Maryland Mechanics Lien Requirements
Maryland’s mechanics lien law establishes specific requirements that unpaid construction parties must follow in order to file a lien claim.
In Maryland, any project participant providing labor or materials for a construction project can file a mechanics lien. This includes architects, engineers, surveyors, and certified interior designers. There is no specific party that is considered too removed to file, however, there are some regulations to be aware of. For example, if a property is being repaired rather than newly constructed, mechanics liens are only allowed if the property is being repaired, rebuilt, or improved by at least 15% of its value. Additionally, if a lien claimant is a corporation, it must be registered with the state of Maryland.
The deadline to file a mechanics lien in Maryland is 180 days from that date that labor or materials were last provided for a project. To establish the lien, an “action” must be filed with the court in the county where the property is located. This action must be served on all interested parties.
Subcontractors, suppliers, and anyone else not in direct contact with the property owner must provide preliminary notice in Maryland before they can file a mechanics lien. They must send the notice to the property owner within 120 days from the last date they provided labor or supplies. General contractors are not required to send a notice before filing a lien in Maryland.
For single-family residential properties, there are some special deadline requirements. The notice must not only be sent within 120 days from the last day the participant last provided labor or supplies but additionally prior to the property owner making full payment to the general contractor.
It’s further important to note that liens filed on owner-occupied single-resident properties are also limited to a specific worth dependent on the contract (between the property owner and the general contractor) amount due at the time the property owners received preliminary notice. It’s always best to send notice early in Maryland so that the rights of a project participant can be protected.
Lien claim amounts
Generally, attorney’s fees, collection costs, and other amounts cannot be included in a Maryland mechanics lien. The following can be included in the lien amount: unpaid labor, material, and equipment supplied to the project (the total contract amount being the cap). However, a participating party may be able to include interest if the contract so provided. A court may award attorney’s fees to a successful lien claimant.
Recording a lien
Maryland’s process for recording a lien claim is done through the court system. Claimants will need to deliver the lien form, an affidavit, and supporting documentation to the circuit court of the county in which the property is located. Filing a mechanics lien in Maryland actually requires initiating a court action. Individual claimants who do not wish to represent themselves in court will require a lawyer.

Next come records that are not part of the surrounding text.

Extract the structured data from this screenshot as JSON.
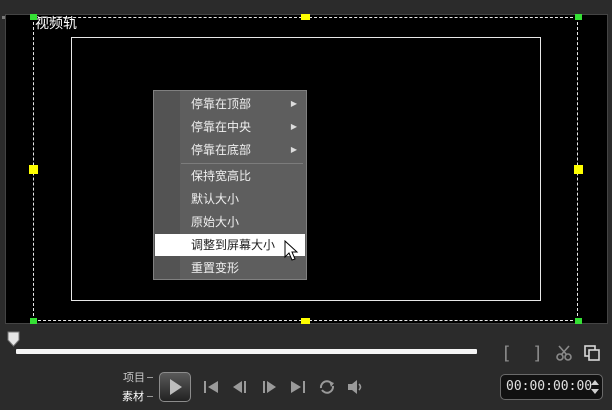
{
  "preview": {
    "track_label": "视频轨"
  },
  "context_menu": {
    "items": [
      {
        "label": "停靠在顶部",
        "submenu": true
      },
      {
        "label": "停靠在中央",
        "submenu": true
      },
      {
        "label": "停靠在底部",
        "submenu": true
      },
      {
        "label": "保持宽高比",
        "submenu": false
      },
      {
        "label": "默认大小",
        "submenu": false
      },
      {
        "label": "原始大小",
        "submenu": false
      },
      {
        "label": "调整到屏幕大小",
        "submenu": false,
        "highlighted": true
      },
      {
        "label": "重置变形",
        "submenu": false
      }
    ],
    "arrow": "▶"
  },
  "mode": {
    "project_label": "项目",
    "clip_label": "素材"
  },
  "controls": {
    "mark_in": "[",
    "mark_out": "]",
    "timecode": "00:00:00:00"
  },
  "colors": {
    "handle_yellow": "#ffff00",
    "handle_green": "#35e035",
    "menu_bg": "#5e5e5e",
    "menu_highlight": "#ffffff"
  },
  "icons": [
    "scissors-icon",
    "copy-icon",
    "play-icon",
    "home-icon",
    "prev-frame-icon",
    "next-frame-icon",
    "end-icon",
    "repeat-icon",
    "volume-icon",
    "cursor-icon"
  ]
}
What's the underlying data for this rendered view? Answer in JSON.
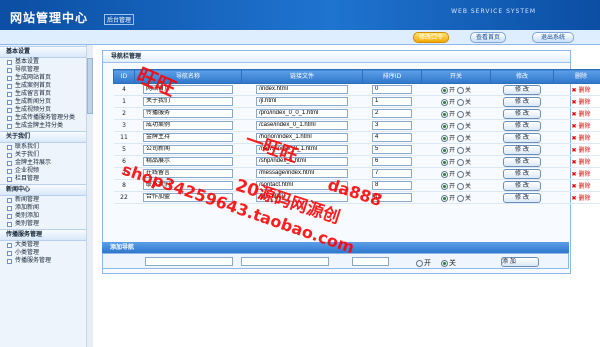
{
  "header": {
    "title": "网站管理中心",
    "subtitle": "后台管理",
    "service_text": "WEB SERVICE SYSTEM"
  },
  "nav": {
    "buttons": [
      "修改口令",
      "查看首页",
      "退出系统"
    ]
  },
  "sidebar": [
    {
      "title": "基本设置",
      "items": [
        "基本设置",
        "导航管理",
        "生成网站首页",
        "生成案例首页",
        "生成留言首页",
        "生成新闻分页",
        "生成视频分页",
        "生成传播服务管理分类",
        "生成金牌主持分类"
      ]
    },
    {
      "title": "关于我们",
      "items": [
        "联系我们",
        "关于我们",
        "金牌主持展示",
        "企业视频",
        "栏目管理"
      ]
    },
    {
      "title": "新闻中心",
      "items": [
        "新闻管理",
        "添加新闻",
        "类别添加",
        "类别管理"
      ]
    },
    {
      "title": "传播服务管理",
      "items": [
        "大类管理",
        "小类管理",
        "传播服务管理"
      ]
    }
  ],
  "panel": {
    "title": "导航栏管理"
  },
  "table": {
    "headers": [
      "ID",
      "导航名称",
      "链接文件",
      "排序ID",
      "开关",
      "修改",
      "删除"
    ],
    "rows": [
      {
        "id": "4",
        "name": "网站首页",
        "link": "/index.html",
        "order": "0",
        "on": "开",
        "off": "关",
        "edit": "修 改",
        "delete": "删除"
      },
      {
        "id": "1",
        "name": "关于我们",
        "link": "/jl.html",
        "order": "1",
        "on": "开",
        "off": "关",
        "edit": "修 改",
        "delete": "删除"
      },
      {
        "id": "2",
        "name": "传播服务",
        "link": "/pro/index_0_0_1.html",
        "order": "2",
        "on": "开",
        "off": "关",
        "edit": "修 改",
        "delete": "删除"
      },
      {
        "id": "3",
        "name": "成功案例",
        "link": "/case/index_0_1.html",
        "order": "3",
        "on": "开",
        "off": "关",
        "edit": "修 改",
        "delete": "删除"
      },
      {
        "id": "11",
        "name": "金牌主持",
        "link": "/honor/index_1.html",
        "order": "4",
        "on": "开",
        "off": "关",
        "edit": "修 改",
        "delete": "删除"
      },
      {
        "id": "5",
        "name": "公司新闻",
        "link": "/news/index_0_1.html",
        "order": "5",
        "on": "开",
        "off": "关",
        "edit": "修 改",
        "delete": "删除"
      },
      {
        "id": "6",
        "name": "精品展示",
        "link": "/shp/index_1.html",
        "order": "6",
        "on": "开",
        "off": "关",
        "edit": "修 改",
        "delete": "删除"
      },
      {
        "id": "7",
        "name": "在线留言",
        "link": "/message/index.html",
        "order": "7",
        "on": "开",
        "off": "关",
        "edit": "修 改",
        "delete": "删除"
      },
      {
        "id": "8",
        "name": "联系我们",
        "link": "/contact.html",
        "order": "8",
        "on": "开",
        "off": "关",
        "edit": "修 改",
        "delete": "删除"
      },
      {
        "id": "22",
        "name": "合作加盟",
        "link": "/join.html",
        "order": "10",
        "on": "开",
        "off": "关",
        "edit": "修 改",
        "delete": "删除"
      }
    ]
  },
  "add": {
    "title": "添加导航",
    "on": "开",
    "off": "关",
    "button": "添 加"
  },
  "watermarks": [
    "旺旺",
    "一旺旺",
    "20源码网源创",
    "shop34259643.taobao.com",
    "da888"
  ],
  "colors": {
    "accent": "#1f74cf",
    "active": "#f2a900",
    "watermark": "#ff0000"
  }
}
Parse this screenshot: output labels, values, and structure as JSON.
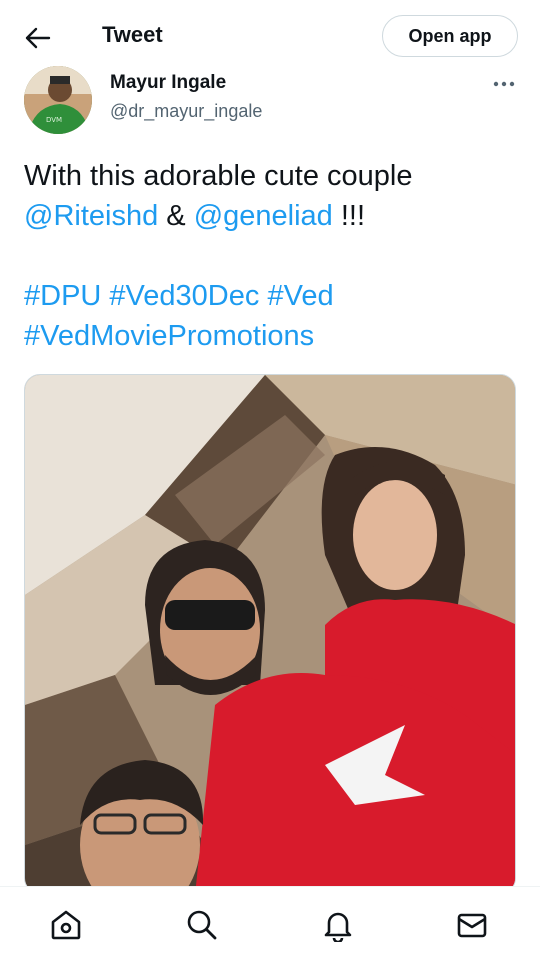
{
  "header": {
    "back_icon": "arrow-left-icon",
    "title": "Tweet",
    "open_app_label": "Open app"
  },
  "tweet": {
    "author_name": "Mayur Ingale",
    "author_handle": "@dr_mayur_ingale",
    "more_icon": "more-horizontal-icon",
    "text_line1": "With this adorable cute couple",
    "mention1": "@Riteishd",
    "and_text": " & ",
    "mention2": "@geneliad",
    "exclaim": "!!!",
    "hashtag1": "#DPU",
    "hashtag2": "#Ved30Dec",
    "hashtag3": "#Ved",
    "hashtag4": "#VedMoviePromotions"
  },
  "bottom_nav": [
    {
      "icon": "home-icon"
    },
    {
      "icon": "search-icon"
    },
    {
      "icon": "notifications-bell-icon"
    },
    {
      "icon": "messages-mail-icon"
    }
  ],
  "colors": {
    "link": "#1d9bf0",
    "text": "#0f1419",
    "secondary": "#536471",
    "shirt_red": "#d81b2c"
  }
}
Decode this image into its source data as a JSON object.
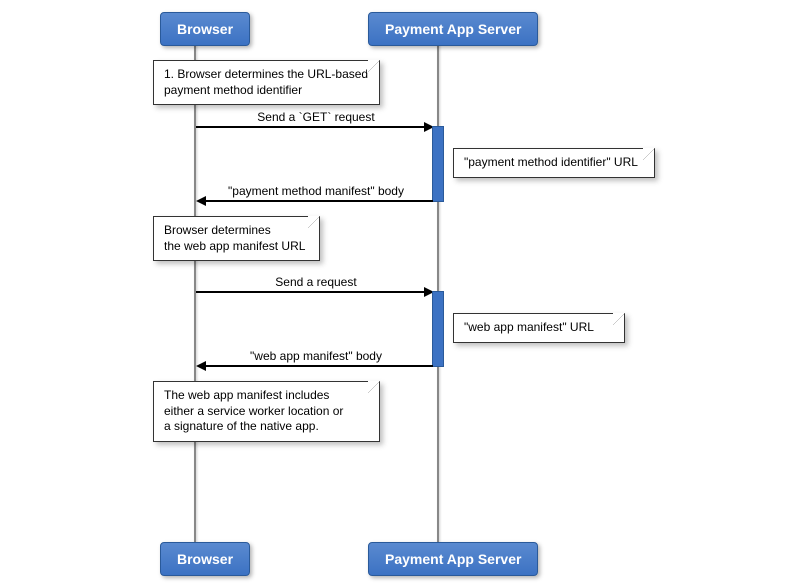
{
  "participants": {
    "left": "Browser",
    "right": "Payment App Server"
  },
  "notes": {
    "n1": "1. Browser determines the URL-based\npayment method identifier",
    "n2": "\"payment method identifier\" URL",
    "n3": "Browser determines\nthe web app manifest URL",
    "n4": "\"web app manifest\" URL",
    "n5": "The web app manifest includes\neither a service worker location or\na signature of the native app."
  },
  "messages": {
    "m1": "Send a `GET` request",
    "m2": "\"payment method manifest\" body",
    "m3": "Send a request",
    "m4": "\"web app manifest\" body"
  },
  "chart_data": {
    "type": "sequence-diagram",
    "participants": [
      "Browser",
      "Payment App Server"
    ],
    "steps": [
      {
        "type": "note",
        "over": "Browser",
        "text": "1. Browser determines the URL-based payment method identifier"
      },
      {
        "type": "message",
        "from": "Browser",
        "to": "Payment App Server",
        "label": "Send a `GET` request"
      },
      {
        "type": "note",
        "over": "Payment App Server",
        "text": "\"payment method identifier\" URL"
      },
      {
        "type": "message",
        "from": "Payment App Server",
        "to": "Browser",
        "label": "\"payment method manifest\" body"
      },
      {
        "type": "note",
        "over": "Browser",
        "text": "Browser determines the web app manifest URL"
      },
      {
        "type": "message",
        "from": "Browser",
        "to": "Payment App Server",
        "label": "Send a request"
      },
      {
        "type": "note",
        "over": "Payment App Server",
        "text": "\"web app manifest\" URL"
      },
      {
        "type": "message",
        "from": "Payment App Server",
        "to": "Browser",
        "label": "\"web app manifest\" body"
      },
      {
        "type": "note",
        "over": "Browser",
        "text": "The web app manifest includes either a service worker location or a signature of the native app."
      }
    ]
  }
}
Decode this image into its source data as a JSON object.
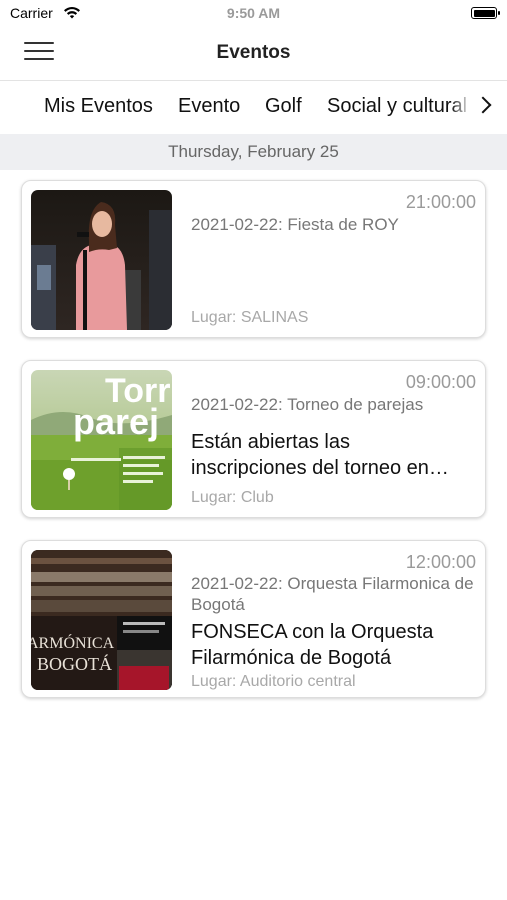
{
  "status_bar": {
    "carrier": "Carrier",
    "time": "9:50 AM"
  },
  "header": {
    "title": "Eventos"
  },
  "tabs": [
    {
      "label": "Mis Eventos"
    },
    {
      "label": "Evento"
    },
    {
      "label": "Golf"
    },
    {
      "label": "Social y cultural"
    }
  ],
  "date_header": "Thursday, February 25",
  "events": [
    {
      "time": "21:00:00",
      "subtitle": "2021-02-22: Fiesta de ROY",
      "description": "",
      "place": "Lugar: SALINAS"
    },
    {
      "time": "09:00:00",
      "subtitle": "2021-02-22: Torneo de parejas",
      "description": "Están abiertas las inscripciones del torneo en…",
      "place": "Lugar: Club",
      "thumb_text": {
        "big1": "Torr",
        "big2": "parej"
      }
    },
    {
      "time": "12:00:00",
      "subtitle": "2021-02-22: Orquesta Filarmonica de Bogotá",
      "description": "FONSECA con la Orquesta Filarmónica de Bogotá",
      "place": "Lugar: Auditorio central",
      "thumb_text": {
        "line1": "ARMÓNICA",
        "line2": "BOGOTÁ"
      }
    }
  ],
  "colors": {
    "date_header_bg": "#eeeff2",
    "muted_text": "#9a9a9a"
  }
}
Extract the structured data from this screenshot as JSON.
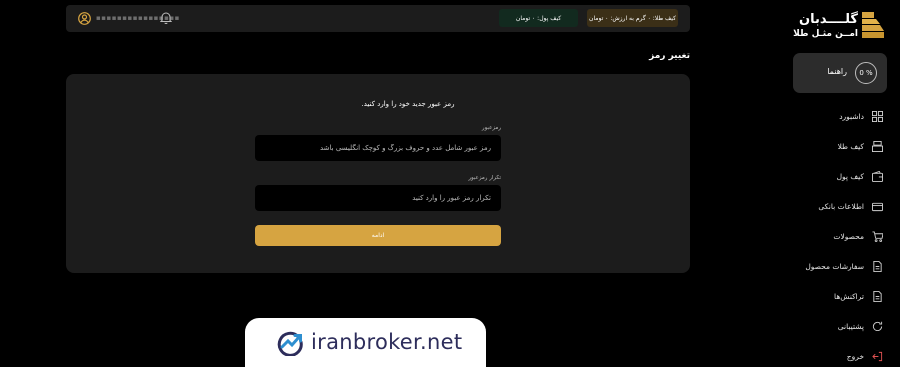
{
  "brand": {
    "name": "گلــــدبان",
    "tagline": "امــن مثـل طلا",
    "accent_color": "#d6a441"
  },
  "sidebar": {
    "guide": {
      "label": "راهنما",
      "progress_text": "0 %",
      "progress_value": 0
    },
    "items": [
      {
        "label": "داشبورد",
        "icon": "dashboard-icon"
      },
      {
        "label": "کیف طلا",
        "icon": "gold-wallet-icon"
      },
      {
        "label": "کیف پول",
        "icon": "wallet-icon"
      },
      {
        "label": "اطلاعات بانکی",
        "icon": "bank-card-icon"
      },
      {
        "label": "محصولات",
        "icon": "cart-icon"
      },
      {
        "label": "سفارشات محصول",
        "icon": "document-icon"
      },
      {
        "label": "تراکنش‌ها",
        "icon": "document-icon"
      },
      {
        "label": "پشتیبانی",
        "icon": "support-icon"
      },
      {
        "label": "خروج",
        "icon": "logout-icon"
      }
    ]
  },
  "header": {
    "user_name": "▪▪▪▪▪▪▪▪▪▪▪▪▪▪▪▪",
    "money_wallet": "کیف پول: ۰ تومان",
    "gold_wallet": "کیف طلا: ۰ گرم   به ارزش: ۰ تومان"
  },
  "page": {
    "title": "تغییر رمز",
    "intro": "رمز عبور جدید خود را وارد کنید.",
    "password_label": "رمزعبور",
    "password_placeholder": "رمز عبور شامل عدد و حروف بزرگ و کوچک انگلیسی باشد",
    "confirm_label": "تکرار رمزعبور",
    "confirm_placeholder": "تکرار رمز عبور را وارد کنید",
    "submit_label": "ادامه"
  },
  "watermark": {
    "text": "iranbroker.net"
  }
}
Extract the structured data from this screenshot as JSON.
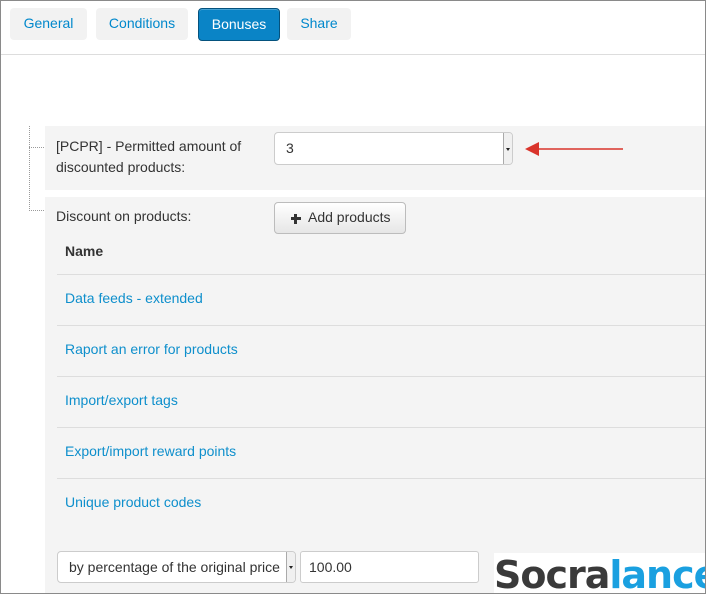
{
  "tabs": [
    {
      "label": "General",
      "active": false
    },
    {
      "label": "Conditions",
      "active": false
    },
    {
      "label": "Bonuses",
      "active": true
    },
    {
      "label": "Share",
      "active": false
    }
  ],
  "pcpr": {
    "label_line1": "[PCPR] - Permitted amount of",
    "label_line2": "discounted products:",
    "selected_value": "3"
  },
  "discount": {
    "label": "Discount on products:",
    "add_button_label": "Add products",
    "column_header": "Name",
    "products": [
      "Data feeds - extended",
      "Raport an error for products",
      "Import/export tags",
      "Export/import reward points",
      "Unique product codes"
    ],
    "method_selected": "by percentage of the original price",
    "amount_value": "100.00"
  },
  "annotation": {
    "arrow_color": "#d9342b"
  },
  "watermark": {
    "part1": "Socra",
    "part2": "lance"
  },
  "colors": {
    "accent": "#0a84c6",
    "link": "#0e8fcc"
  }
}
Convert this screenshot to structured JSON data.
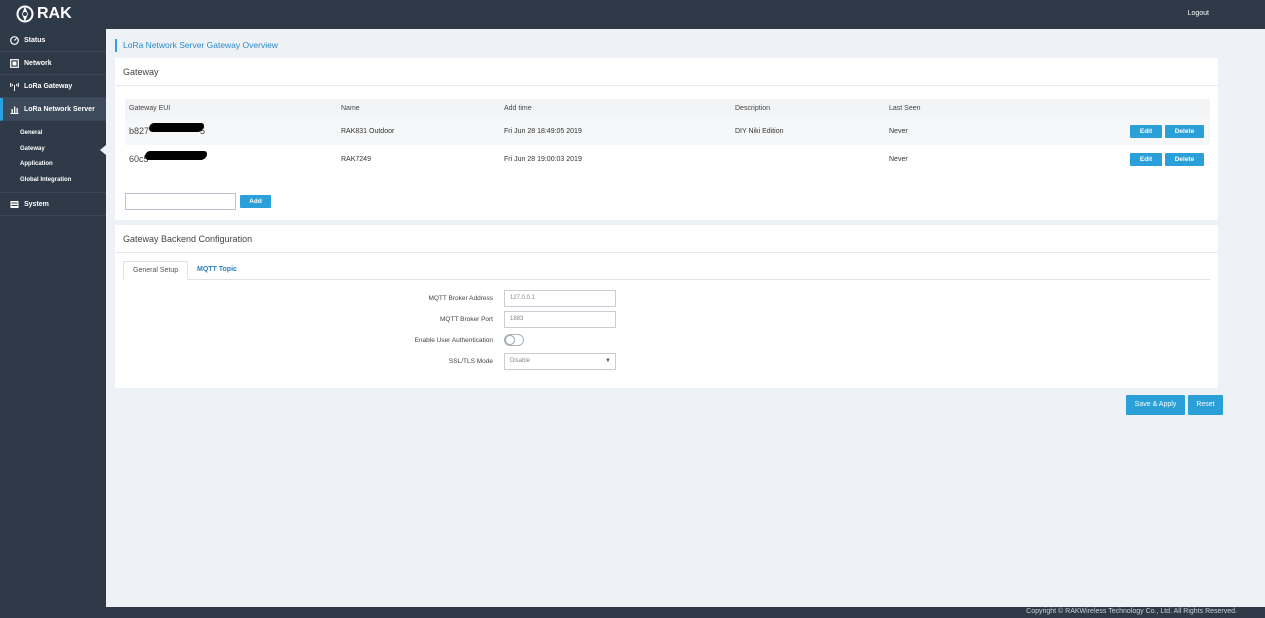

Mechanics liens in Maryland do not have priority over pre-existing mortgages or construction loans. Any encumbrance attached to the property prior to the start of construction will take precedence over a mechanics lien. A Maryland mechanics lien does not attach until formally established by judicial order. Among competing mechanics liens, project participants must share funds depending on the amount available.